[Regional restrictions and pricing
Steam allows developers and publishers to change prices and restrict game availability depending on the user’s location. This can cause some games to cost more than retail prices, despite digital distribution removing the costs of manufacturing, packaging, design, and logistics.
Valve also restricts game registration to the buyer’s country of residence. One example of this regional restriction can be seen where Valve uses Steam’s authentication to prevent boxed versions of their games sold in Russia and Thailand, which are priced significantly lower than elsewhere, from being used outside those territories.
Steam offers products in three currencies; US Dollar, Euro and Pound Sterling. The currency is selected automatically based on the user’s location, and cannot be changed. Due to how Steam handles the US Dollar to Euro/Pound Sterling conversion, prices in Eurozone countries are often much higher than in the United States, which has led to much criticism from European Steam users since the Euro support was introduced on December 12, 2008.
It is necessary to validate every Steam game online, whether purchased via Steam itself or installed via a retail disc, the first time it is played, although an offline mode is available.
According to the Steam Subscriber Agreement, Steam’s availability is not guaranteed and Valve is under no legal obligation to release an update disabling the authentication system in the event that Steam becomes permanently unavailable.

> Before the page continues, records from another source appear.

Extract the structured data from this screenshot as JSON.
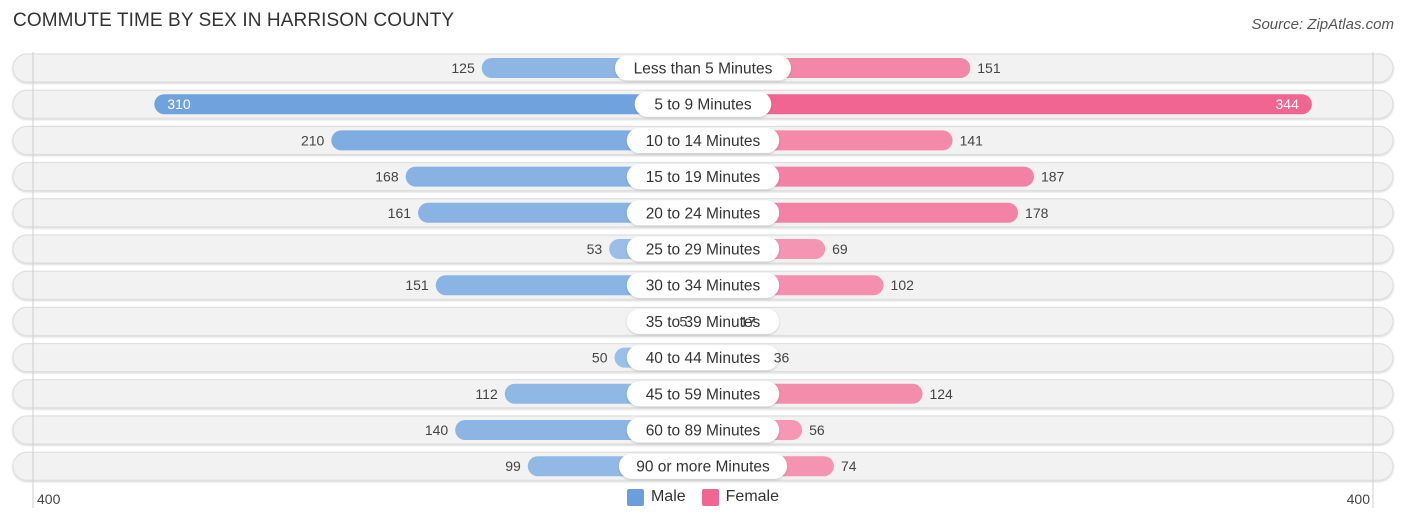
{
  "header": {
    "title": "COMMUTE TIME BY SEX IN HARRISON COUNTY",
    "source": "Source: ZipAtlas.com"
  },
  "colors": {
    "male": "#6a9fdb",
    "male_light": "#a9c8ec",
    "female": "#f06592",
    "female_light": "#f7a8c0",
    "track": "#f2f2f2"
  },
  "legend": {
    "male_label": "Male",
    "female_label": "Female"
  },
  "axis": {
    "left_label": "400",
    "right_label": "400"
  },
  "chart_data": {
    "type": "bar",
    "orientation": "horizontal-diverging",
    "title": "COMMUTE TIME BY SEX IN HARRISON COUNTY",
    "xlabel": "",
    "ylabel": "",
    "xlim": [
      -400,
      400
    ],
    "legend_position": "bottom-center",
    "categories": [
      "Less than 5 Minutes",
      "5 to 9 Minutes",
      "10 to 14 Minutes",
      "15 to 19 Minutes",
      "20 to 24 Minutes",
      "25 to 29 Minutes",
      "30 to 34 Minutes",
      "35 to 39 Minutes",
      "40 to 44 Minutes",
      "45 to 59 Minutes",
      "60 to 89 Minutes",
      "90 or more Minutes"
    ],
    "series": [
      {
        "name": "Male",
        "values": [
          125,
          310,
          210,
          168,
          161,
          53,
          151,
          5,
          50,
          112,
          140,
          99
        ]
      },
      {
        "name": "Female",
        "values": [
          151,
          344,
          141,
          187,
          178,
          69,
          102,
          17,
          36,
          124,
          56,
          74
        ]
      }
    ]
  }
}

Despite this, Gabe Newell, CEO of Valve, said in a post on the Steam User Forums that “Unless there was some situation I don’t understand, we would presumably disable authentication before any event that would preclude the authentication servers from being available.” He added, "We’ve tested disabling authentication and it works.